-- Records for the task follows --
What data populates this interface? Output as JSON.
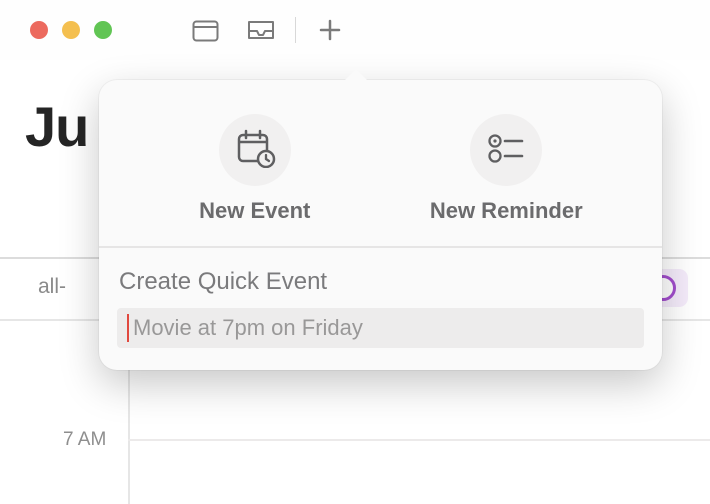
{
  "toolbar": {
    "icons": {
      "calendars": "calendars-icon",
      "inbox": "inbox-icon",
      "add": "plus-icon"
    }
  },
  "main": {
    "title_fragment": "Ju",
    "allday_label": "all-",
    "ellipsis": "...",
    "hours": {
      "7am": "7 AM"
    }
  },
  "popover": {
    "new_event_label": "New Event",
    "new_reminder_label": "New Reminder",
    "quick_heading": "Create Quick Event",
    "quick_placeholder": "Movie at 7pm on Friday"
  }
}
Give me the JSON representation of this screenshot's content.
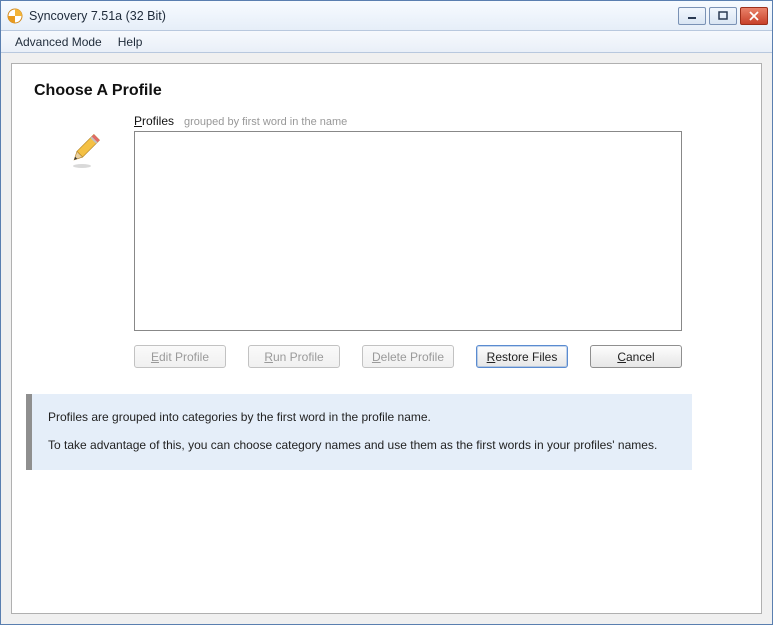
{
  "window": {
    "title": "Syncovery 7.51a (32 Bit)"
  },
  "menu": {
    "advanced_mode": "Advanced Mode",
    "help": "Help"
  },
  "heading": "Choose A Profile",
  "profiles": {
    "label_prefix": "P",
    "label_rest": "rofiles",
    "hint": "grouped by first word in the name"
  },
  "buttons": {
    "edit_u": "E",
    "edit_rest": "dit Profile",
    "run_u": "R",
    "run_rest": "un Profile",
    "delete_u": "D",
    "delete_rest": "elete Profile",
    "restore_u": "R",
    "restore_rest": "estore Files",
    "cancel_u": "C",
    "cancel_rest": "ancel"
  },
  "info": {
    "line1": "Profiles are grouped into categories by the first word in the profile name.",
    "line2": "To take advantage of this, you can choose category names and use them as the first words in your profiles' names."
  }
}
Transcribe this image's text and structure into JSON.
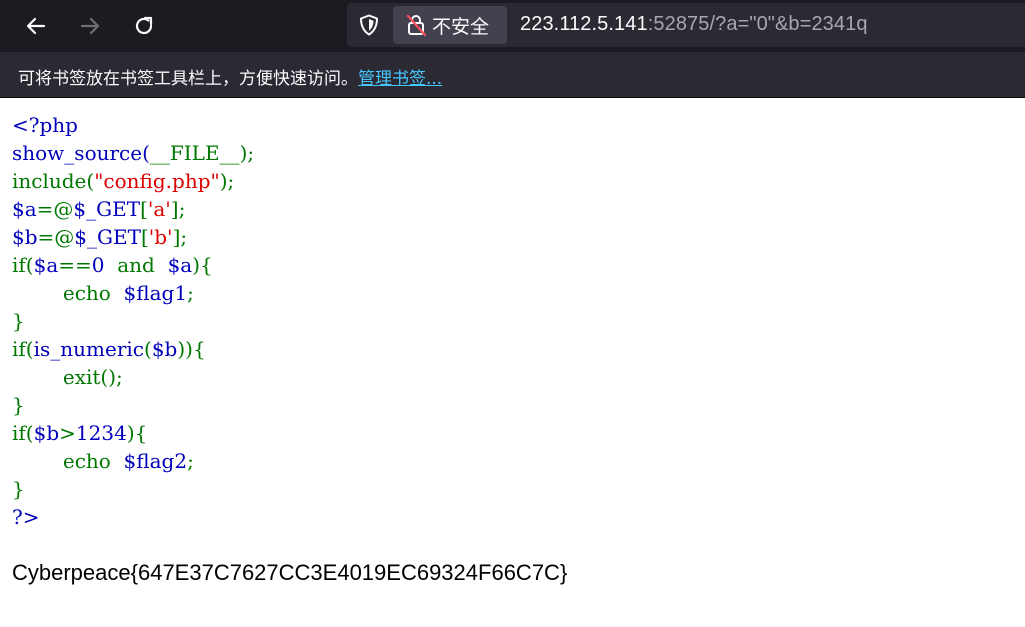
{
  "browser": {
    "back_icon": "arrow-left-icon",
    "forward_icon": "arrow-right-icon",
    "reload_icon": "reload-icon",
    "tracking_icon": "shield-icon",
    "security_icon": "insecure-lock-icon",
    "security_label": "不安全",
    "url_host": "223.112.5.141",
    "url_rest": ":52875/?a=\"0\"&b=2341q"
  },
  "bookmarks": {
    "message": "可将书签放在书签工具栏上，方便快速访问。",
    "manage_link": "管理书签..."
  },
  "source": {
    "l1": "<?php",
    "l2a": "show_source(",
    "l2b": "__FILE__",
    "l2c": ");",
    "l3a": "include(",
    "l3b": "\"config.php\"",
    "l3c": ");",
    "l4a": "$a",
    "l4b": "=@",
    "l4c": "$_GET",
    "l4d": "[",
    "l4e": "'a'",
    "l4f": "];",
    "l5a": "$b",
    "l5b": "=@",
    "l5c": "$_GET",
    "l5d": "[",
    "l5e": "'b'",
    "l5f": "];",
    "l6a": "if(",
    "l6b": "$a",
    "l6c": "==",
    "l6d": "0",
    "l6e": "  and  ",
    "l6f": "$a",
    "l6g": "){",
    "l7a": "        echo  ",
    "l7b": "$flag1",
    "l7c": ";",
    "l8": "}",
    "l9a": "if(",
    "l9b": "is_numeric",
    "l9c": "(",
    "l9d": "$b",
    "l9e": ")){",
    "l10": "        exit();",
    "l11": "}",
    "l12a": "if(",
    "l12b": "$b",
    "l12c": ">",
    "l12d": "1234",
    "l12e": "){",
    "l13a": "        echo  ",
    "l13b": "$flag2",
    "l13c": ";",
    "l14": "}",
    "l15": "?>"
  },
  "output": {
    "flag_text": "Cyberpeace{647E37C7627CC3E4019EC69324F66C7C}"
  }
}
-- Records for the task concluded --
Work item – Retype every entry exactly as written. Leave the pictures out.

Expected answer –
What data populates this interface? Output as JSON.
{
  "toolbar": {
    "icons": {
      "calendars": "calendars-icon",
      "inbox": "inbox-icon",
      "add": "plus-icon"
    }
  },
  "main": {
    "title_fragment": "Ju",
    "allday_label": "all-",
    "ellipsis": "...",
    "hours": {
      "7am": "7 AM"
    }
  },
  "popover": {
    "new_event_label": "New Event",
    "new_reminder_label": "New Reminder",
    "quick_heading": "Create Quick Event",
    "quick_placeholder": "Movie at 7pm on Friday"
  }
}
Give me the JSON representation of this screenshot's content.
{
  "window": {
    "title": "Syncovery 7.51a (32 Bit)"
  },
  "menu": {
    "advanced_mode": "Advanced Mode",
    "help": "Help"
  },
  "heading": "Choose A Profile",
  "profiles": {
    "label_prefix": "P",
    "label_rest": "rofiles",
    "hint": "grouped by first word in the name"
  },
  "buttons": {
    "edit_u": "E",
    "edit_rest": "dit Profile",
    "run_u": "R",
    "run_rest": "un Profile",
    "delete_u": "D",
    "delete_rest": "elete Profile",
    "restore_u": "R",
    "restore_rest": "estore Files",
    "cancel_u": "C",
    "cancel_rest": "ancel"
  },
  "info": {
    "line1": "Profiles are grouped into categories by the first word in the profile name.",
    "line2": "To take advantage of this, you can choose category names and use them as the first words in your profiles' names."
  }
}
Transcribe this image's text and structure into JSON.
{
  "browser": {
    "back_icon": "arrow-left-icon",
    "forward_icon": "arrow-right-icon",
    "reload_icon": "reload-icon",
    "tracking_icon": "shield-icon",
    "security_icon": "insecure-lock-icon",
    "security_label": "不安全",
    "url_host": "223.112.5.141",
    "url_rest": ":52875/?a=\"0\"&b=2341q"
  },
  "bookmarks": {
    "message": "可将书签放在书签工具栏上，方便快速访问。",
    "manage_link": "管理书签..."
  },
  "source": {
    "l1": "<?php",
    "l2a": "show_source(",
    "l2b": "__FILE__",
    "l2c": ");",
    "l3a": "include(",
    "l3b": "\"config.php\"",
    "l3c": ");",
    "l4a": "$a",
    "l4b": "=@",
    "l4c": "$_GET",
    "l4d": "[",
    "l4e": "'a'",
    "l4f": "];",
    "l5a": "$b",
    "l5b": "=@",
    "l5c": "$_GET",
    "l5d": "[",
    "l5e": "'b'",
    "l5f": "];",
    "l6a": "if(",
    "l6b": "$a",
    "l6c": "==",
    "l6d": "0",
    "l6e": "  and  ",
    "l6f": "$a",
    "l6g": "){",
    "l7a": "        echo  ",
    "l7b": "$flag1",
    "l7c": ";",
    "l8": "}",
    "l9a": "if(",
    "l9b": "is_numeric",
    "l9c": "(",
    "l9d": "$b",
    "l9e": ")){",
    "l10": "        exit();",
    "l11": "}",
    "l12a": "if(",
    "l12b": "$b",
    "l12c": ">",
    "l12d": "1234",
    "l12e": "){",
    "l13a": "        echo  ",
    "l13b": "$flag2",
    "l13c": ";",
    "l14": "}",
    "l15": "?>"
  },
  "output": {
    "flag_text": "Cyberpeace{647E37C7627CC3E4019EC69324F66C7C}"
  }
}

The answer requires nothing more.